## WHAT IS NEEDED
Your answer should be the lines of the listing that contain the word "Windows".

## DATA FOR REVIEW
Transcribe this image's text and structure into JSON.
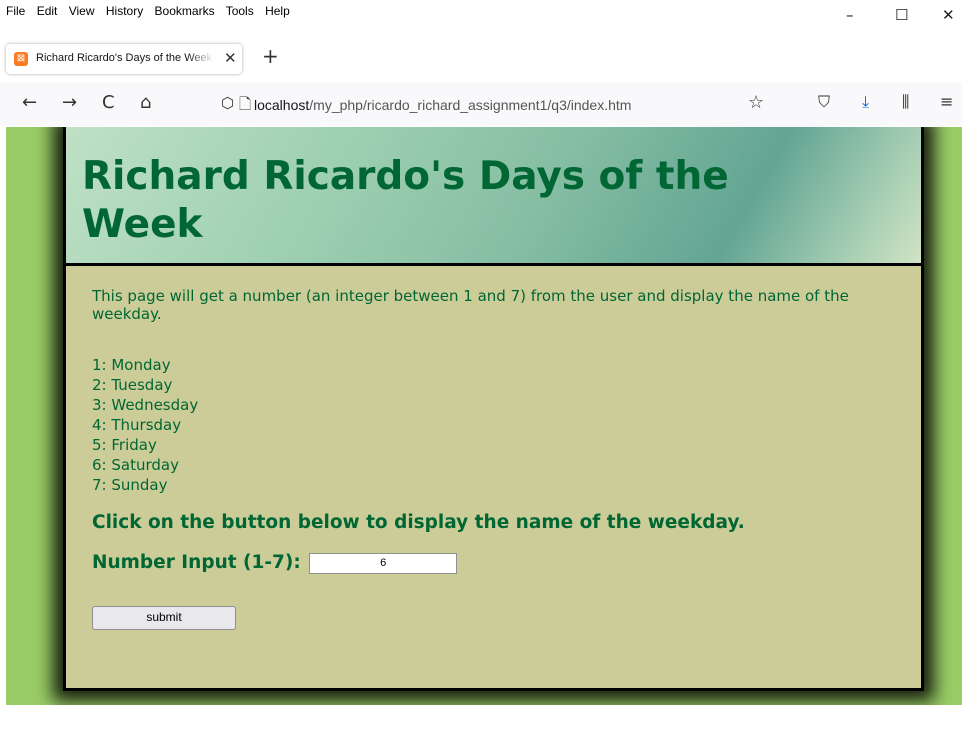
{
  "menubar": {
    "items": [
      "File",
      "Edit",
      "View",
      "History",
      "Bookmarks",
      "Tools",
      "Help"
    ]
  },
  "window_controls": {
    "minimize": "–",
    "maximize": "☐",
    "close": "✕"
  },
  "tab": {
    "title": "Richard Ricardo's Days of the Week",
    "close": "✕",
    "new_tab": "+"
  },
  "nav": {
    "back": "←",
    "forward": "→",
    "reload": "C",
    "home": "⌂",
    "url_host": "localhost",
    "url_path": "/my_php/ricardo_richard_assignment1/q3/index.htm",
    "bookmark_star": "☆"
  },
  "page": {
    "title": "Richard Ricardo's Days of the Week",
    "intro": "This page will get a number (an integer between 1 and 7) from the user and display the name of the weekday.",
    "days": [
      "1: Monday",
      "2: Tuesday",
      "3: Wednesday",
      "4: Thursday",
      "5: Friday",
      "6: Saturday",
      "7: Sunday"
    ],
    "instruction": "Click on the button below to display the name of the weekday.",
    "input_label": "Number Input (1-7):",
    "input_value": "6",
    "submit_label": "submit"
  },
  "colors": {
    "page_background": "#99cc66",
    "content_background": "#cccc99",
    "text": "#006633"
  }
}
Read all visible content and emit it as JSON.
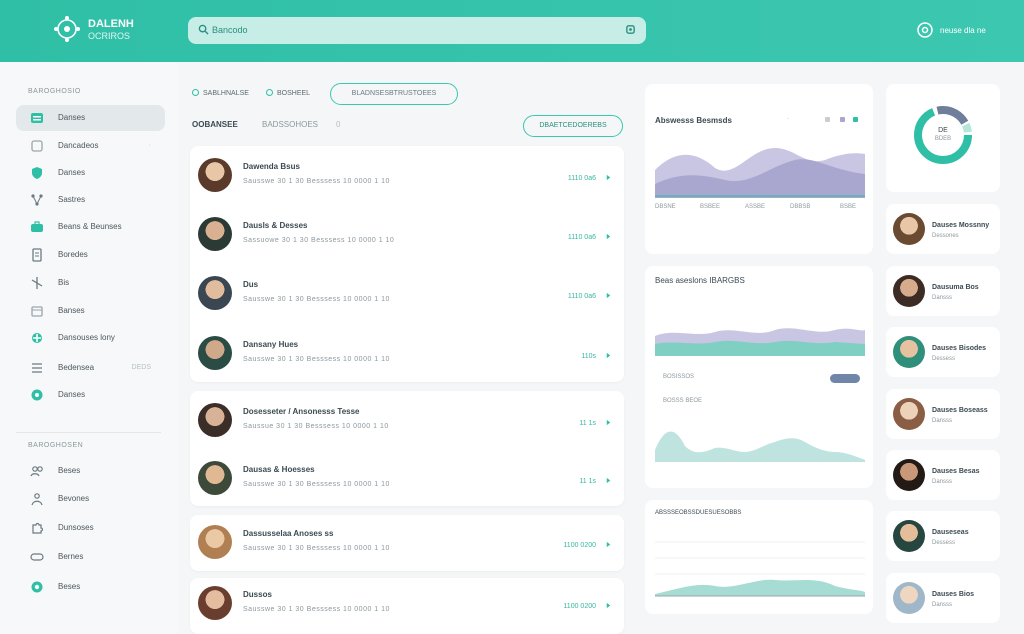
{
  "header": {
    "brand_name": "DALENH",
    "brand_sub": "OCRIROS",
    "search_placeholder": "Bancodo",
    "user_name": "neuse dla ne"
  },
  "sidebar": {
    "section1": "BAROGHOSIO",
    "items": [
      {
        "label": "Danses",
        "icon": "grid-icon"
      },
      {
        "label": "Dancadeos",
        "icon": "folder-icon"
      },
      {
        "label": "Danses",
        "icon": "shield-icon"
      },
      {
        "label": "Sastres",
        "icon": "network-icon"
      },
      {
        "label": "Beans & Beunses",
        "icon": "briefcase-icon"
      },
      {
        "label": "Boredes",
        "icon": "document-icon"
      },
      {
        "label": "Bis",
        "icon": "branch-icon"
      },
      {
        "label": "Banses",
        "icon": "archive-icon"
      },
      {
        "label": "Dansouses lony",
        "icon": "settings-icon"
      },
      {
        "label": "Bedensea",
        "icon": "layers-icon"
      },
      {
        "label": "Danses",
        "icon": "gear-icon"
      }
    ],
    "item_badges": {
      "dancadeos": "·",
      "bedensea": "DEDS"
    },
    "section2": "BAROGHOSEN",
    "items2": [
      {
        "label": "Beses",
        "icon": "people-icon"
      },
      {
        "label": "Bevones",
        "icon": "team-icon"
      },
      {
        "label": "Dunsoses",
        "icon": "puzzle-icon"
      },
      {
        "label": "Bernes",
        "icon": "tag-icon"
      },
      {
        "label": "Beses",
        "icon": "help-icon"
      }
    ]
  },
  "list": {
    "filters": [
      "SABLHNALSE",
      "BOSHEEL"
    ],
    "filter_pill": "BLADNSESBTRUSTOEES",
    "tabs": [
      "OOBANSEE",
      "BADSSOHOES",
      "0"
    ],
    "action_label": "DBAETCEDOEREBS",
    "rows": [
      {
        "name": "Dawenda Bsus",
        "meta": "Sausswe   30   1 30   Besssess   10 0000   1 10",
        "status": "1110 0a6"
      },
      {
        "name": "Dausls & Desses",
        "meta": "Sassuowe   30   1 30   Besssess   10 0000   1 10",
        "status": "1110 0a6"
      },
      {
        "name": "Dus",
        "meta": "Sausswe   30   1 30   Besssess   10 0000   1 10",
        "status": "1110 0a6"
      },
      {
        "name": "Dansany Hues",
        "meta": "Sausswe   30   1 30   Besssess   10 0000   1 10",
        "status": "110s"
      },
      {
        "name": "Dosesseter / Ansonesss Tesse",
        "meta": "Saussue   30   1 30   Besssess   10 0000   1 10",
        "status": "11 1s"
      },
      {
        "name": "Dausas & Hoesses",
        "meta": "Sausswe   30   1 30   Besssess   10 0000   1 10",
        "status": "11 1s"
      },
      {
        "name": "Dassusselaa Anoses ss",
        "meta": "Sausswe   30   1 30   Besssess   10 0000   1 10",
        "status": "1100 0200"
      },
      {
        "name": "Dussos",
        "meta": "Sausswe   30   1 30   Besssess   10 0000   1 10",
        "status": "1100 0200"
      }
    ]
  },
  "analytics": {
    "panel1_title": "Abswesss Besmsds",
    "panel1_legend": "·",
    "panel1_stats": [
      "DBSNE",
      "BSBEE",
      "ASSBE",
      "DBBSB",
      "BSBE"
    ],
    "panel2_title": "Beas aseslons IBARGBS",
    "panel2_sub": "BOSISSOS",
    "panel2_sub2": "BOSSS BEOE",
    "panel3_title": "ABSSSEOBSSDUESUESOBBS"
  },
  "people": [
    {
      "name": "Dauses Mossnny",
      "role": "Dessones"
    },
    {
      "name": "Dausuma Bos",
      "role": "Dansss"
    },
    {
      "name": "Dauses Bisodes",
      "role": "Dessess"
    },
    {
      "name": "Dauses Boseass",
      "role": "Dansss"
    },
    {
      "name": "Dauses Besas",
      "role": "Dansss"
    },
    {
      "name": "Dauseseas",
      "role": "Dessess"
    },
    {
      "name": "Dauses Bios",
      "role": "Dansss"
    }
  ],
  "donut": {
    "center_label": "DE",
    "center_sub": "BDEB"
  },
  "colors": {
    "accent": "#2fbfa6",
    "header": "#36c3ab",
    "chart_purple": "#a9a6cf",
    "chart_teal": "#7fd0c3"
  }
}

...

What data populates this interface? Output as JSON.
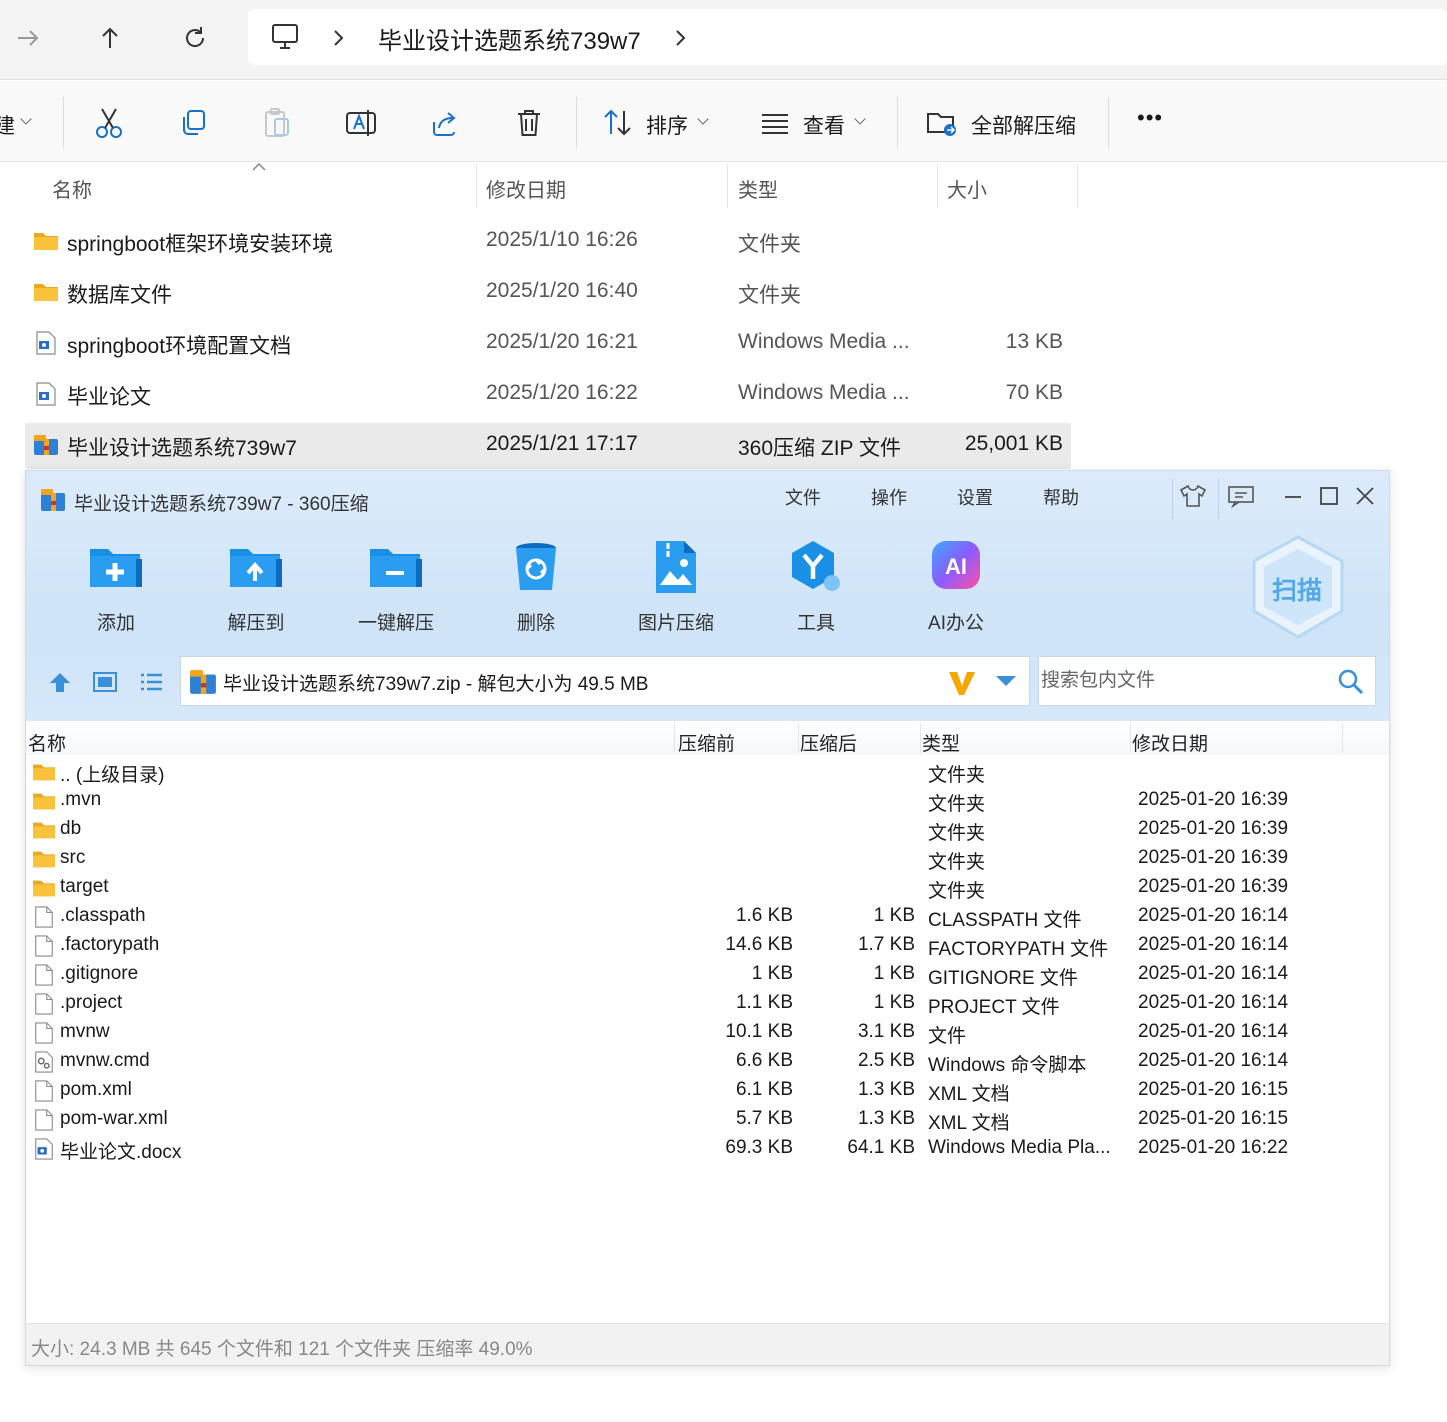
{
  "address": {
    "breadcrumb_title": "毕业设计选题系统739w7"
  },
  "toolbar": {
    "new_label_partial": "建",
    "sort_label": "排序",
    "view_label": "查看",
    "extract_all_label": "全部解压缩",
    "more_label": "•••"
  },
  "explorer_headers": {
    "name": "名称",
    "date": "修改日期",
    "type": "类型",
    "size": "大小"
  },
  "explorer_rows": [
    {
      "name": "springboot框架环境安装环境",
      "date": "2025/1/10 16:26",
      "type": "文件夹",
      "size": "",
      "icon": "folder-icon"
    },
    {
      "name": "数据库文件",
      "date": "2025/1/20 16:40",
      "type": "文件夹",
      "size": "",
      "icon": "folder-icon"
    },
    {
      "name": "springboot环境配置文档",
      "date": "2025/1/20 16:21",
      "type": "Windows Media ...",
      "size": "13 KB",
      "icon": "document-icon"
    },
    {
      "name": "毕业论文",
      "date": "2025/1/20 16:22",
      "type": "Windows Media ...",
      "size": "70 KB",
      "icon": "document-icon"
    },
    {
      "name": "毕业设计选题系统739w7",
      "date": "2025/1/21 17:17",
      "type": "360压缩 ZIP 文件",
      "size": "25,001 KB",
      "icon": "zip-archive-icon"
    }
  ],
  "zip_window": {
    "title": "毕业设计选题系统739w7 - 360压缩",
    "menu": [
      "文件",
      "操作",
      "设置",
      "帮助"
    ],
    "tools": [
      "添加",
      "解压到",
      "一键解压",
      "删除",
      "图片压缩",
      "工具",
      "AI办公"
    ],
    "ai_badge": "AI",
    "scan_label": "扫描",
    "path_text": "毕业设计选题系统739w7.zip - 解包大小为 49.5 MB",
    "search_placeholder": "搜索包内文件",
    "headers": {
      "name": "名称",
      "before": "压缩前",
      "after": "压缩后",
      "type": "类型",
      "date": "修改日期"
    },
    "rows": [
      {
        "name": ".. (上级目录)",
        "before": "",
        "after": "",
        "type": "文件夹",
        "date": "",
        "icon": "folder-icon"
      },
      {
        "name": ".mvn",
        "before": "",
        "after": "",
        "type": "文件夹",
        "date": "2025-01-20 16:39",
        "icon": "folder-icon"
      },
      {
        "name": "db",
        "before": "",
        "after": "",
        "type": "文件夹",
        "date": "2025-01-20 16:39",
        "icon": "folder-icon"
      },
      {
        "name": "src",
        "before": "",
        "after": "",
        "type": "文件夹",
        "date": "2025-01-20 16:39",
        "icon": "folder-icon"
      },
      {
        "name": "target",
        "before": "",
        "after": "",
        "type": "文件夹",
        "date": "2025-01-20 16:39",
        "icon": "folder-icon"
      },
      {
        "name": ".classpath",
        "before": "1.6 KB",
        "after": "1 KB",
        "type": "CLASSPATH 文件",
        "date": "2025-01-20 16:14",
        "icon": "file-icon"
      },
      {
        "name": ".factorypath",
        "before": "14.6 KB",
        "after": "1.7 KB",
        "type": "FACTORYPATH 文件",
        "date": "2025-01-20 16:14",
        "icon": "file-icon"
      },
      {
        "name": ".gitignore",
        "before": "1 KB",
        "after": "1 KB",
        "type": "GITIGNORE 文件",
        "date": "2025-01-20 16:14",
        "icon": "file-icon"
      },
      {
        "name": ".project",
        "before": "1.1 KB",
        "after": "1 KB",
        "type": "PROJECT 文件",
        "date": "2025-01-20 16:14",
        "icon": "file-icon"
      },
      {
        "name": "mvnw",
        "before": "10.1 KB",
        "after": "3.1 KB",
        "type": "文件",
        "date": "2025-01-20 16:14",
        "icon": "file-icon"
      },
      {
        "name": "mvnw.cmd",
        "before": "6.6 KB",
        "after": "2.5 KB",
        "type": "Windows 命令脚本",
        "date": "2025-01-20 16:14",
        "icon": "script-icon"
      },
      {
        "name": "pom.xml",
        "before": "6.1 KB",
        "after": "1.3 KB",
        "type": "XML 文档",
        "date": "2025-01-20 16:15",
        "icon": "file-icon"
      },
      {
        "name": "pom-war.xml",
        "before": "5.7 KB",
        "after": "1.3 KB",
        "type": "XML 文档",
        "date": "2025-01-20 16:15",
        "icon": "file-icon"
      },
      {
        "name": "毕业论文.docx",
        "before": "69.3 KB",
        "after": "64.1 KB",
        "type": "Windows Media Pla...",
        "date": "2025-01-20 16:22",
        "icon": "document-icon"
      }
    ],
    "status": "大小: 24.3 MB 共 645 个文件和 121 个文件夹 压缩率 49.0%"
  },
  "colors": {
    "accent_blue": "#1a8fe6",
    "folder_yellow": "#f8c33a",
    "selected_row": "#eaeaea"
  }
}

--

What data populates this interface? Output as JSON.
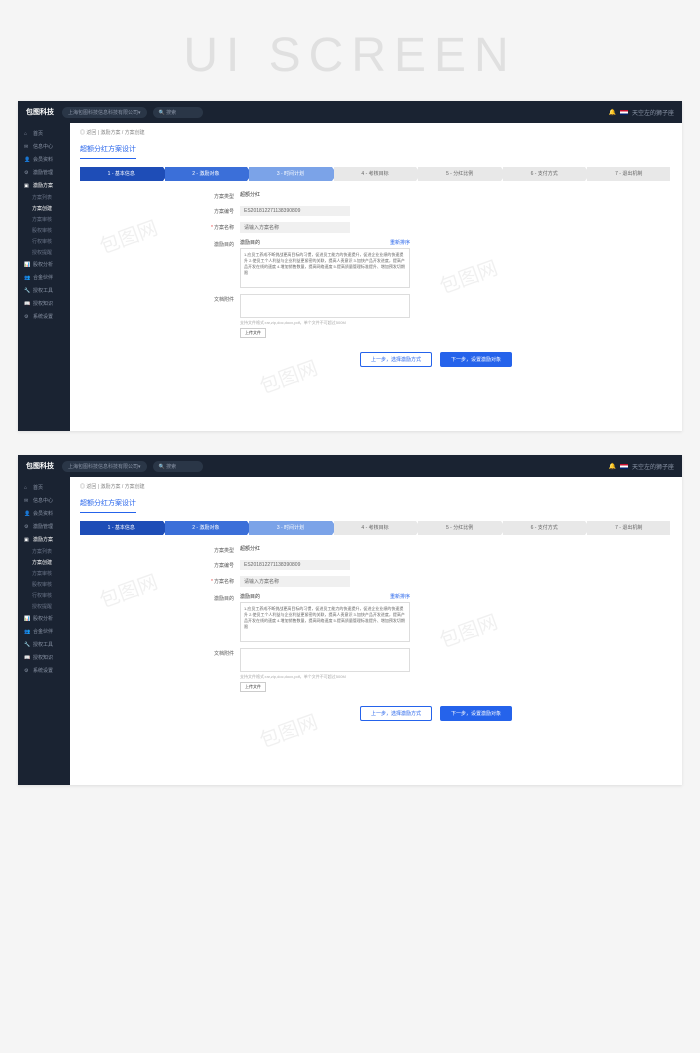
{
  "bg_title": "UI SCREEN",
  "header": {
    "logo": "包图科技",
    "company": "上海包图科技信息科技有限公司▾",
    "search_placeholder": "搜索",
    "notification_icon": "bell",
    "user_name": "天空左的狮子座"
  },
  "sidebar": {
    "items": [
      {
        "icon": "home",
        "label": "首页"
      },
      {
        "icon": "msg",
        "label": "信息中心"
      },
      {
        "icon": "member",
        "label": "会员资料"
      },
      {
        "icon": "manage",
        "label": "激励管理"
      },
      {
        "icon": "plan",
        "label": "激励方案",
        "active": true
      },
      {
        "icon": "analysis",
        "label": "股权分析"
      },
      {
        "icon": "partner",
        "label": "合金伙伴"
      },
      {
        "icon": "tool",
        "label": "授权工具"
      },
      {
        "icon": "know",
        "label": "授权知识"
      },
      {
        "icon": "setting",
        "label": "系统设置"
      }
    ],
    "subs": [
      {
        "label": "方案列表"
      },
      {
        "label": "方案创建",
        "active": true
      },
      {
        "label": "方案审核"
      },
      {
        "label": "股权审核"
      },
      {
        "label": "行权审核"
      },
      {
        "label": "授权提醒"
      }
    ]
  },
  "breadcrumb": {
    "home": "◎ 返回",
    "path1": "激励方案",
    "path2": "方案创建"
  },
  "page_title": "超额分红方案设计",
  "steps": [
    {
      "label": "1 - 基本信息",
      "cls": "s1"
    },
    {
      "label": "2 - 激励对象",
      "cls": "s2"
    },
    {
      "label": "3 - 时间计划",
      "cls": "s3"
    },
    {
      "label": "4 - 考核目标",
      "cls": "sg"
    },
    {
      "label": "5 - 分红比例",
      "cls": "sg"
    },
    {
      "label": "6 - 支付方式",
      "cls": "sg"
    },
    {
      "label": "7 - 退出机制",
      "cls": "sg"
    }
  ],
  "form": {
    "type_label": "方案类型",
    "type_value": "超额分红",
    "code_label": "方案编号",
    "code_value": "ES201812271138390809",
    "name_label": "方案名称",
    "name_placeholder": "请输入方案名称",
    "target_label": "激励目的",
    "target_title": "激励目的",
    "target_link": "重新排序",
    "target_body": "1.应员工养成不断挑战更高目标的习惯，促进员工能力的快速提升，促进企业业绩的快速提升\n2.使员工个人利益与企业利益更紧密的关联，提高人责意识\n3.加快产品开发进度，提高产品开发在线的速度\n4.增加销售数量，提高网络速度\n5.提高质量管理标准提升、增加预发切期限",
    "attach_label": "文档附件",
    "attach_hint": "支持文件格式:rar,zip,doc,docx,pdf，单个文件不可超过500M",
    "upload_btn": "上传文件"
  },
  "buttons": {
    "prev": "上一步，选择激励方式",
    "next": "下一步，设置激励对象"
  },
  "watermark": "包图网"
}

## EXPECTED OUTPUT
      "type": "Windows Media ...",
      "type": "Windows Media ...",
        "type": "Windows 命令脚本",
        "type": "Windows Media Pla...",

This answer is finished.